[Website and app data records]
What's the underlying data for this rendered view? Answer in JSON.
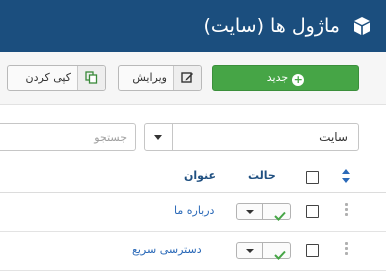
{
  "header": {
    "title": "ماژول ها (سایت)",
    "icon": "cube-icon"
  },
  "toolbar": {
    "new_label": "جدید",
    "edit_label": "ویرایش",
    "copy_label": "کپی کردن"
  },
  "filters": {
    "client_value": "سایت",
    "search_placeholder": "جستجو"
  },
  "table": {
    "columns": {
      "status": "حالت",
      "title": "عنوان"
    },
    "rows": [
      {
        "title": "درباره ما",
        "published": true
      },
      {
        "title": "دسترسی سریع",
        "published": true
      }
    ]
  },
  "colors": {
    "header_bg": "#1b4e7e",
    "new_button": "#46a546",
    "link": "#2a69b8",
    "check_green": "#46a546"
  }
}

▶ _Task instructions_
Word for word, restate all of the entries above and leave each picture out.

▶ _Solved problem_
What's the underlying data for this rendered view? Answer in JSON.
{
  "header": {
    "title": "ماژول ها (سایت)",
    "icon": "cube-icon"
  },
  "toolbar": {
    "new_label": "جدید",
    "edit_label": "ویرایش",
    "copy_label": "کپی کردن"
  },
  "filters": {
    "client_value": "سایت",
    "search_placeholder": "جستجو"
  },
  "table": {
    "columns": {
      "status": "حالت",
      "title": "عنوان"
    },
    "rows": [
      {
        "title": "درباره ما",
        "published": true
      },
      {
        "title": "دسترسی سریع",
        "published": true
      }
    ]
  },
  "colors": {
    "header_bg": "#1b4e7e",
    "new_button": "#46a546",
    "link": "#2a69b8",
    "check_green": "#46a546"
  }
}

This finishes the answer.